▶ _Data provided_
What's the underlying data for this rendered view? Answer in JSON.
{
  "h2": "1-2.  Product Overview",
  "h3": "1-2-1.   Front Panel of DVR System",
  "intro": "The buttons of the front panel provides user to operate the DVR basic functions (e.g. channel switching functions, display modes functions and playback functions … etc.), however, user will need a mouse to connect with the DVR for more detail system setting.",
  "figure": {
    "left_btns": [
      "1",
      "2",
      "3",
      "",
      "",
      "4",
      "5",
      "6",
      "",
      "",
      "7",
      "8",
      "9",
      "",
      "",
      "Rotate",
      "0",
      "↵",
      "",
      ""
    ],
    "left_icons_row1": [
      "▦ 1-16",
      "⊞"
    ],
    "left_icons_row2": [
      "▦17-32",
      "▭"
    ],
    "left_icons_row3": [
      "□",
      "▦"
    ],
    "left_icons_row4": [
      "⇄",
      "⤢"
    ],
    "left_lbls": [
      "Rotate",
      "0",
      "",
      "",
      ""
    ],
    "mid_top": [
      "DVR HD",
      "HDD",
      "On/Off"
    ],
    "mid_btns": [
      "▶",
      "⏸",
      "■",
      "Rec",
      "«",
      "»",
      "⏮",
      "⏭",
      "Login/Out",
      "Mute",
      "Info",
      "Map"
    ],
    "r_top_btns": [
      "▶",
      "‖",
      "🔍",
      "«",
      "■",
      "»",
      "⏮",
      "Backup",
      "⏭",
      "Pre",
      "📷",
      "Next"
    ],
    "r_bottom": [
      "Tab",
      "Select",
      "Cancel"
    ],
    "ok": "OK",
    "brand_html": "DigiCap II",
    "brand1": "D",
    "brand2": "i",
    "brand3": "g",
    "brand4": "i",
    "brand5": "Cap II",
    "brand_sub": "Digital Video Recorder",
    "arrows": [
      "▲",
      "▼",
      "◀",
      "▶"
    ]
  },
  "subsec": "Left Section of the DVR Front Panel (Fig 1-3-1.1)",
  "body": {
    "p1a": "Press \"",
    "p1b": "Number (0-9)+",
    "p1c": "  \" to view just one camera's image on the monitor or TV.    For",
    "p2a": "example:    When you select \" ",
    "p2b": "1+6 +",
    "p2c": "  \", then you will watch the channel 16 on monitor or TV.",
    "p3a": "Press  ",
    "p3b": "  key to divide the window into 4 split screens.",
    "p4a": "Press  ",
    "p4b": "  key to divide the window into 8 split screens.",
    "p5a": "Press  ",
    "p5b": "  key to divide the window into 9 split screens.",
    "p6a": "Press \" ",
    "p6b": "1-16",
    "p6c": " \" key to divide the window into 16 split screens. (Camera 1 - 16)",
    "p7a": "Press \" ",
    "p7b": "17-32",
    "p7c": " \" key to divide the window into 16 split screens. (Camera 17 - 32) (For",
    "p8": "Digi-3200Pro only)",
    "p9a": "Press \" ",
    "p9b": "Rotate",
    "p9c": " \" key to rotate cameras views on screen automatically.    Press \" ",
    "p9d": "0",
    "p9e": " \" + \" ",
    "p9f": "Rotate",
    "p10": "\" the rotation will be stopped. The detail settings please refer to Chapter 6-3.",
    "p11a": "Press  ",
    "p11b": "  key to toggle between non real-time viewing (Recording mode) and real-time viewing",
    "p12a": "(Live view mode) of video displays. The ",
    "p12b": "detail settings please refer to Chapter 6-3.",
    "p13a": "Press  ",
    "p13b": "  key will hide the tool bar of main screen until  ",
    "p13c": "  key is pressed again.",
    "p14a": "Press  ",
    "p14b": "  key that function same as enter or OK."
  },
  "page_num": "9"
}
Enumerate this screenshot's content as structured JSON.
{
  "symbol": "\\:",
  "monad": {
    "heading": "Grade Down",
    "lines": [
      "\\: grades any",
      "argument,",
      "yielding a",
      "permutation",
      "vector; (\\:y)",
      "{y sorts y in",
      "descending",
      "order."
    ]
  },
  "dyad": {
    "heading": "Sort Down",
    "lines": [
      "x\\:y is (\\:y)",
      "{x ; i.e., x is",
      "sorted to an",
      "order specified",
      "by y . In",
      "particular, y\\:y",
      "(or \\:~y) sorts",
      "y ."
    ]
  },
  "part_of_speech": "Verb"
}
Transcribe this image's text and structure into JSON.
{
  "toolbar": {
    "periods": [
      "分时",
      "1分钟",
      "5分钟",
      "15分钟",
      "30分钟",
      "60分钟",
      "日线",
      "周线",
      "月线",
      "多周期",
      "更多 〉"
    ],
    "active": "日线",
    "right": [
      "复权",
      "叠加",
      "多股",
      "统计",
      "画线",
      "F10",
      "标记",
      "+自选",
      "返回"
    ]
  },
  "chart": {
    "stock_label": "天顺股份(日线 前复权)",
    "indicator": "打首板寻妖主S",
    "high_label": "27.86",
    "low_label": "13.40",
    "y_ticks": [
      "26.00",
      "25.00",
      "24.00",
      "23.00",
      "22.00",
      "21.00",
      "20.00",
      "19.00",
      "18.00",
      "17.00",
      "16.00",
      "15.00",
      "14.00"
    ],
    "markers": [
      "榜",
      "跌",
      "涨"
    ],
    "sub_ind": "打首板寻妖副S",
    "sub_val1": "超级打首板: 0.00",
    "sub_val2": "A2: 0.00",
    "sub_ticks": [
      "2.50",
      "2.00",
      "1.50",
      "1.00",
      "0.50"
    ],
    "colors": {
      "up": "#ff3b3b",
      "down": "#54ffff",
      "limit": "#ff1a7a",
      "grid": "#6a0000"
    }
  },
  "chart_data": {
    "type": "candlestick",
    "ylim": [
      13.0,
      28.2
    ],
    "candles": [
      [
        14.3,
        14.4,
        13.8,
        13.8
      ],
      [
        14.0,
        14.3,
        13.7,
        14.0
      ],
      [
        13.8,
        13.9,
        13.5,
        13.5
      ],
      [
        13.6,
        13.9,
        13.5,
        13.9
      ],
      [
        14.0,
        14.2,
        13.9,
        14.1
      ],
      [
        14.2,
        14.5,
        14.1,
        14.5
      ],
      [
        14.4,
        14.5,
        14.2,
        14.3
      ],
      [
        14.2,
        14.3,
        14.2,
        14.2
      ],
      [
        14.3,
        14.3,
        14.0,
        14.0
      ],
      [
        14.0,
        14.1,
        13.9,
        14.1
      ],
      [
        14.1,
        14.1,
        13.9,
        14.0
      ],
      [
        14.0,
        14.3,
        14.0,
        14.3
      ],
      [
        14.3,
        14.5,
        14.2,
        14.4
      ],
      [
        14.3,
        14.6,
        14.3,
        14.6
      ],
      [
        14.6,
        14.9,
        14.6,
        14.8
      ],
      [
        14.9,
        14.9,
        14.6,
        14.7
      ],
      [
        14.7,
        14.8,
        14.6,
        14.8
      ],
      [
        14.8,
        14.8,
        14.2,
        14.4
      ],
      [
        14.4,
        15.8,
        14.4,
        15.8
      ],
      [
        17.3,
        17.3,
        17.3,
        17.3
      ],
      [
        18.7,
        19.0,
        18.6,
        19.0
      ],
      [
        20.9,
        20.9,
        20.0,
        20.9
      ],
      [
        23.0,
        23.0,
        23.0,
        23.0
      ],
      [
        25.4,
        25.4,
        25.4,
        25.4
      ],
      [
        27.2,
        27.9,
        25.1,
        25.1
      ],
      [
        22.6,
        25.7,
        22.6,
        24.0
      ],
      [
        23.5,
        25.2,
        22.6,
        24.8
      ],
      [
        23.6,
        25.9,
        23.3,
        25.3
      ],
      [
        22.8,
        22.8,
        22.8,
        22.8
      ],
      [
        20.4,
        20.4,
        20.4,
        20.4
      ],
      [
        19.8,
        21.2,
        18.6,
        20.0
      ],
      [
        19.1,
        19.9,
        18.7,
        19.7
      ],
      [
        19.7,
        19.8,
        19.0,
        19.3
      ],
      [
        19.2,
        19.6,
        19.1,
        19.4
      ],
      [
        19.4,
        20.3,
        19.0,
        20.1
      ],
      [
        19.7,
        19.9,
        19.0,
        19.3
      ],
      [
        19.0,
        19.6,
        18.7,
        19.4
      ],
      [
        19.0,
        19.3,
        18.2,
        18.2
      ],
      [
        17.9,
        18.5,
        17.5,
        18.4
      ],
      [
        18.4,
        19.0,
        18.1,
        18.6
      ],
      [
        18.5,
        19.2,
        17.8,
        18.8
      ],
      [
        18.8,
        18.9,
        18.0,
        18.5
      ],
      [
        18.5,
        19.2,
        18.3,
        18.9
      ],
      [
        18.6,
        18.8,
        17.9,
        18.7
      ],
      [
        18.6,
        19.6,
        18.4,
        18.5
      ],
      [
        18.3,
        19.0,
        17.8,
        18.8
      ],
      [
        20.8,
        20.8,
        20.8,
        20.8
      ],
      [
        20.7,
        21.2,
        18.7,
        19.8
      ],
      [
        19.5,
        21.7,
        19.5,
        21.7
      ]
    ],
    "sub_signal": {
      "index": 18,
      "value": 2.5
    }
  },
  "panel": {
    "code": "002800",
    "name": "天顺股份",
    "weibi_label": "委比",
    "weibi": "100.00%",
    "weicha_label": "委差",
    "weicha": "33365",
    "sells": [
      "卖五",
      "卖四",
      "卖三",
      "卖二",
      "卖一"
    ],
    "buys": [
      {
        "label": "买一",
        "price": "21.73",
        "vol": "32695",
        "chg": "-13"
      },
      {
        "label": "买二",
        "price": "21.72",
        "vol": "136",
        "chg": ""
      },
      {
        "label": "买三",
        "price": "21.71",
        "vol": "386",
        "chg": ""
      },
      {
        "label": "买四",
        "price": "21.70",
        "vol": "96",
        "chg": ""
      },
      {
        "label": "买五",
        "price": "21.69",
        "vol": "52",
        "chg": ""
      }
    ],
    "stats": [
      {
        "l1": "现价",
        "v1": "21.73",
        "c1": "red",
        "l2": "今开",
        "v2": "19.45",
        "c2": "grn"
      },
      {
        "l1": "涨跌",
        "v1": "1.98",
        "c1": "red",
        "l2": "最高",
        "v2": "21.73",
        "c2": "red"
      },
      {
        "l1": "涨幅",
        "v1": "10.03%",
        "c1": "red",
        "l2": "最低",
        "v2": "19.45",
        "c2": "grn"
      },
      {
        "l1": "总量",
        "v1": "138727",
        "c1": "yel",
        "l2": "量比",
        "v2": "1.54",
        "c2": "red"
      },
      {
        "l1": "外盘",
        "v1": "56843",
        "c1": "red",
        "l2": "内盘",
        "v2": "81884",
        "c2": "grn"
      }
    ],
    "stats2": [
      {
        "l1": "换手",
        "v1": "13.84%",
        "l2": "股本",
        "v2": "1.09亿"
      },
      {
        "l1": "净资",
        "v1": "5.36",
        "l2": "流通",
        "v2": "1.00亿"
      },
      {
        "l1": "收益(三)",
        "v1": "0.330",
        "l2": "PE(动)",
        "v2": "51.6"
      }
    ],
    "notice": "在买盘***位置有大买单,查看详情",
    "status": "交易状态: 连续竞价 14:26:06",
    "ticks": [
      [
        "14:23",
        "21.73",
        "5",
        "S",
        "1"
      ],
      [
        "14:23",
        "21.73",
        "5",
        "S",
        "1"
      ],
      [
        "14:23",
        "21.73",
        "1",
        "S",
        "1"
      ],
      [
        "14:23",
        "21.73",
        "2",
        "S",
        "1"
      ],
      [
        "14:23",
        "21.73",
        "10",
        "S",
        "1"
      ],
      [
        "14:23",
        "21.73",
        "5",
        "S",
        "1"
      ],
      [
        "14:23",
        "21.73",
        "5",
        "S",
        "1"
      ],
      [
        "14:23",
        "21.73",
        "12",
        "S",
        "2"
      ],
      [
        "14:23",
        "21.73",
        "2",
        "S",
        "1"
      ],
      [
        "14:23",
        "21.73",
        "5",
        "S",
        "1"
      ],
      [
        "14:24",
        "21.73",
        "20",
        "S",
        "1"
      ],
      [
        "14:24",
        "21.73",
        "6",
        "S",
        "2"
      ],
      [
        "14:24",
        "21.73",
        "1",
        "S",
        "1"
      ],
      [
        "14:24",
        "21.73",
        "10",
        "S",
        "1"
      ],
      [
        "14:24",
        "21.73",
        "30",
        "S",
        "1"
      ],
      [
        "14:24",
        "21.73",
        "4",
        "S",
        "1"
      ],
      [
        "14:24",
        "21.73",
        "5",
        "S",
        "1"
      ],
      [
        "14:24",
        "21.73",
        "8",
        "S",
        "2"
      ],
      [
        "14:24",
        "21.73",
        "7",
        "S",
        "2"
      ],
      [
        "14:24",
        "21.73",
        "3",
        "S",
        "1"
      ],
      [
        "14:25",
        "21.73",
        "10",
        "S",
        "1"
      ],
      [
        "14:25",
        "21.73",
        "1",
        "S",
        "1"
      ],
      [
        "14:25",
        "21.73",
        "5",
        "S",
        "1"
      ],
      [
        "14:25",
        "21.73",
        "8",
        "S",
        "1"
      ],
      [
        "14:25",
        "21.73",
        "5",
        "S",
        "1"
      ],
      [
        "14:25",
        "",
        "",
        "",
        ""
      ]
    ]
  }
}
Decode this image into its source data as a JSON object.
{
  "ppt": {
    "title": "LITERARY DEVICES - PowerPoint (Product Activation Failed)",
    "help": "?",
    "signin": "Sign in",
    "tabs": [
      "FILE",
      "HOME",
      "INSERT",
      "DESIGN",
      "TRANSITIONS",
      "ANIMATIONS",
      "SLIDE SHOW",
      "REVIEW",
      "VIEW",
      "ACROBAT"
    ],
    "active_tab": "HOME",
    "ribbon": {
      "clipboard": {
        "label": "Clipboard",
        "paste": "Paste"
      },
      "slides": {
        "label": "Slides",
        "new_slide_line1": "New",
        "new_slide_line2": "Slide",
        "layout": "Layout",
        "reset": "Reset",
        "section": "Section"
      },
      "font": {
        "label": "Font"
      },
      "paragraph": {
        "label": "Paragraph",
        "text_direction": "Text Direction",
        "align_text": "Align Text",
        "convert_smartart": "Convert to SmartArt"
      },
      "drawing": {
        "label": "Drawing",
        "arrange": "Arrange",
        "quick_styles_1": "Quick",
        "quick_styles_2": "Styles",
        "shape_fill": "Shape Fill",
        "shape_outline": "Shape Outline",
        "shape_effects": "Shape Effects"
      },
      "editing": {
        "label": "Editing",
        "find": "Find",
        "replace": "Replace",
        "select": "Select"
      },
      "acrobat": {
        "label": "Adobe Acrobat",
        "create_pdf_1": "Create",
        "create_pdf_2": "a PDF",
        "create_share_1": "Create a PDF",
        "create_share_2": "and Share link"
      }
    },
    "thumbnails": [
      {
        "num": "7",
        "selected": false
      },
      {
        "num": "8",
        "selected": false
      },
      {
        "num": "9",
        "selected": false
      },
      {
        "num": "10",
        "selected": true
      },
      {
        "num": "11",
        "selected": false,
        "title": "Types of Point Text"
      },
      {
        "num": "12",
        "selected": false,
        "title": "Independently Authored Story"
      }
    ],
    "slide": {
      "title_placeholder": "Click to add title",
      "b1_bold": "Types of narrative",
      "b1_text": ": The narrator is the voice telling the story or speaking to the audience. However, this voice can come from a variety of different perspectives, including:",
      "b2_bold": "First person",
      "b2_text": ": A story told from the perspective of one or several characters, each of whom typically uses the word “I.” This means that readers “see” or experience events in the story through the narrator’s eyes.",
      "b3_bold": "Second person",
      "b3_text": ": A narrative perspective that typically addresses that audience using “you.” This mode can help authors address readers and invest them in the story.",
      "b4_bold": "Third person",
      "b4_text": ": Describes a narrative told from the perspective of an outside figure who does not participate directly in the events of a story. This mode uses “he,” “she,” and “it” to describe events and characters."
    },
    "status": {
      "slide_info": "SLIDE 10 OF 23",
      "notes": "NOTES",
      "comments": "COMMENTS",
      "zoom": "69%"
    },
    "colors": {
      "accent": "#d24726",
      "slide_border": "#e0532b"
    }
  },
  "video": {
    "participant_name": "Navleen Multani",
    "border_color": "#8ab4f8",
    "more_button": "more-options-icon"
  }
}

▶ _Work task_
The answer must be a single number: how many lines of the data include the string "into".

▶ _Output_
7